Actor Dennis Hopper died yesterday from complications of prostate cancer. He was 74-years-old.
Dennis Hopper always looked like he had fun playing villains. That playful twinkle in his eye made those characters magnetic rather than repulsive. I first saw him as the quick-witted mad bomber, Howard Payne in the bomb-on-a-bus-thriller, Speed.
When I roamed the video store aisles as a boy, it seemed that Dennis Hopper was the villain in everything. I vividly remember him in menacing positions on the box covers of Blue Velvet, Texas Chainsaw Massacre 2, Red Rock West, the list goes on.
After seeing these films at an older age, I discovered these were not mere monsters, but rich, flesh-and-blood characters. And Hopper may play a lot of villains, but they are all different. And amazingly, they all feel like real, empathetic people, even the helium-huffing maniac, Frank Booth (Blue Velvet).
The best example of a complex, empathetic Hopper villain is the hitman, Lyle from Red Rock West - a film I watched merely a week ago oddly enough. Lyle is a Vietnam veteran and instead of portraying him as a disillusioned, demented soldier, Hopper makes him a bleeding heart patriot and a good Samaritan. A scene that lingers in my mind is the one in which Lyle insists on buying Nicolas Cage's character, a fellow veteran, a drink. When Cage refuses him at first, it's as if he is pouring salt on Lyle's lonely wounds. In the scene, Hopper looks genuinely bruised and broken - you feel for him.
This is how I remember Dennis Hopper. Others remember him as the director of the groundbreaking Easy Rider - that kaleidoscopic motorcycle trip through the heart of 1960s America that defied Hollywood conventions, aiming for gritty reality instead of grand-scale escapism.

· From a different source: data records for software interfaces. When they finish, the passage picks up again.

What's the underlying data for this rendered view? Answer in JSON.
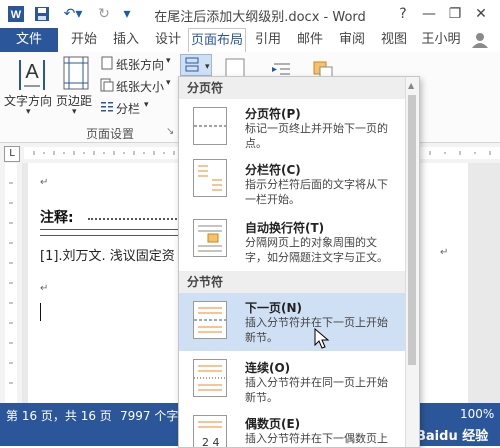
{
  "window": {
    "title": "在尾注后添加大纲级别.docx - Word",
    "help": "?",
    "minimize": "—",
    "restore": "❐",
    "close": "✕"
  },
  "tabs": [
    {
      "label": "文件"
    },
    {
      "label": "开始"
    },
    {
      "label": "插入"
    },
    {
      "label": "设计"
    },
    {
      "label": "页面布局"
    },
    {
      "label": "引用"
    },
    {
      "label": "邮件"
    },
    {
      "label": "审阅"
    },
    {
      "label": "视图"
    },
    {
      "label": "王小明"
    }
  ],
  "ribbon": {
    "text_direction": "文字方向",
    "margins": "页边距",
    "orientation": "纸张方向",
    "size": "纸张大小",
    "columns": "分栏",
    "group_label": "页面设置"
  },
  "document": {
    "heading": "注释:",
    "endnote": "[1].刘万文. 浅议固定资",
    "para_mark": "↵"
  },
  "status": {
    "page": "第 16 页，共 16 页",
    "words": "7997 个字",
    "zoom": "100%"
  },
  "menu": {
    "section1": "分页符",
    "section2": "分节符",
    "items": [
      {
        "title": "分页符(P)",
        "desc": "标记一页终止并开始下一页的点。"
      },
      {
        "title": "分栏符(C)",
        "desc": "指示分栏符后面的文字将从下一栏开始。"
      },
      {
        "title": "自动换行符(T)",
        "desc": "分隔网页上的对象周围的文字，如分隔题注文字与正文。"
      },
      {
        "title": "下一页(N)",
        "desc": "插入分节符并在下一页上开始新节。"
      },
      {
        "title": "连续(O)",
        "desc": "插入分节符并在同一页上开始新节。"
      },
      {
        "title": "偶数页(E)",
        "desc": "插入分节符并在下一偶数页上"
      }
    ]
  },
  "watermark": "Baidu 经验"
}
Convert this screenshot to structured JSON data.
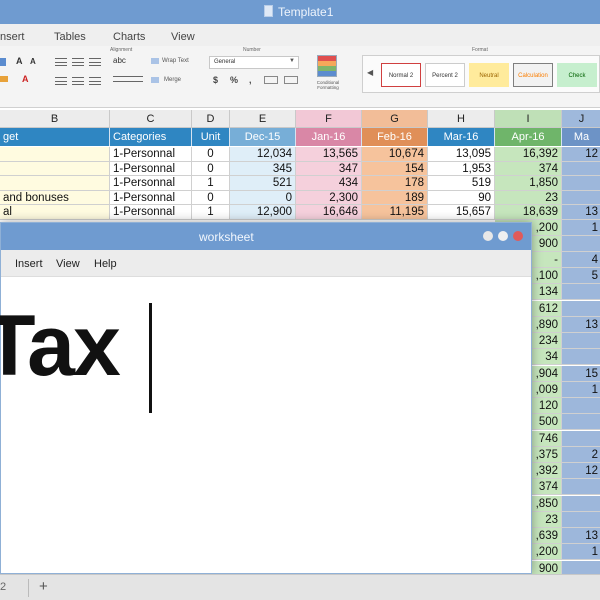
{
  "back_window": {
    "title": "Template1",
    "menu_tabs": [
      "nsert",
      "Tables",
      "Charts",
      "View"
    ],
    "ribbon": {
      "alignment_label": "Alignment",
      "number_label": "Number",
      "format_label": "Format",
      "wrap_text_label": "Wrap Text",
      "merge_label": "Merge",
      "number_format_value": "General",
      "abc_label": "abc",
      "conditional_formatting_label": "Conditional Formatting",
      "font_a_large": "A",
      "font_a_small": "A",
      "format_symbols": [
        "$",
        "%",
        ","
      ],
      "styles": [
        {
          "label": "Normal 2",
          "bg": "#ffffff",
          "fg": "#333333",
          "border": "#d04040"
        },
        {
          "label": "Percent 2",
          "bg": "#ffffff",
          "fg": "#333333",
          "border": "#cccccc"
        },
        {
          "label": "Neutral",
          "bg": "#ffeb9c",
          "fg": "#9c6500",
          "border": "#ffeb9c"
        },
        {
          "label": "Calculation",
          "bg": "#f2f2f2",
          "fg": "#fa7d00",
          "border": "#7f7f7f"
        },
        {
          "label": "Check",
          "bg": "#c6efce",
          "fg": "#006100",
          "border": "#c6efce"
        }
      ]
    }
  },
  "spreadsheet": {
    "column_letters": [
      "B",
      "C",
      "D",
      "E",
      "F",
      "G",
      "H",
      "I",
      "J"
    ],
    "headers": [
      "get",
      "Categories",
      "Unit",
      "Dec-15",
      "Jan-16",
      "Feb-16",
      "Mar-16",
      "Apr-16",
      "Ma"
    ],
    "rows": [
      [
        "",
        "1-Personnal",
        "0",
        "12,034",
        "13,565",
        "10,674",
        "13,095",
        "16,392",
        "12"
      ],
      [
        "",
        "1-Personnal",
        "0",
        "345",
        "347",
        "154",
        "1,953",
        "374",
        ""
      ],
      [
        "",
        "1-Personnal",
        "1",
        "521",
        "434",
        "178",
        "519",
        "1,850",
        ""
      ],
      [
        "and bonuses",
        "1-Personnal",
        "0",
        "0",
        "2,300",
        "189",
        "90",
        "23",
        ""
      ],
      [
        "al",
        "1-Personnal",
        "1",
        "12,900",
        "16,646",
        "11,195",
        "15,657",
        "18,639",
        "13"
      ]
    ],
    "right_column_i": [
      ",200",
      "900",
      "-",
      ",100",
      "134",
      "612",
      ",890",
      "234",
      "34",
      ",904",
      ",009",
      "120",
      "500",
      "746",
      ",375",
      ",392",
      "374",
      ",850",
      "23",
      ",639",
      ",200",
      "900"
    ],
    "right_column_j": [
      "1",
      "",
      "4",
      "5",
      "",
      "",
      "13",
      "",
      "",
      "15",
      "1",
      "",
      "",
      "",
      "2",
      "12",
      "",
      "",
      "",
      "13",
      "1",
      ""
    ]
  },
  "front_window": {
    "title": "worksheet",
    "menu": [
      "Insert",
      "View",
      "Help"
    ],
    "document_text": "Tax"
  },
  "sheet_bar": {
    "tab_number": "2",
    "add_label": "+"
  },
  "colors": {
    "titlebar": "#6f9bd0",
    "header_blue": "#2f86c2",
    "col_E": "#dfeef8",
    "col_F": "#f5d0dc",
    "col_G": "#f6c39c",
    "col_H": "#ffffff",
    "col_I": "#c6e6bd",
    "col_J": "#9db7db",
    "col_B": "#fffbe0",
    "btn_min": "#e8e8e8",
    "btn_max": "#f0f0f0",
    "btn_close": "#e05a5a"
  }
}
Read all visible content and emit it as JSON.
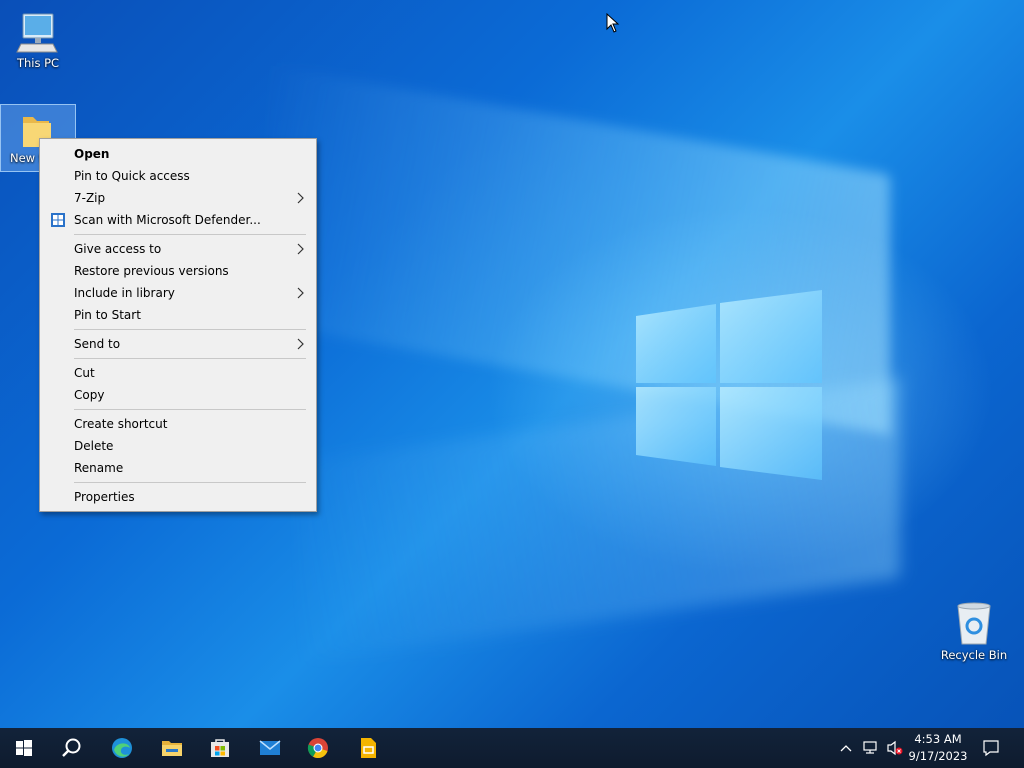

The point is that Hopper is an incredibly talented and versatile artist. He will be sorely missed.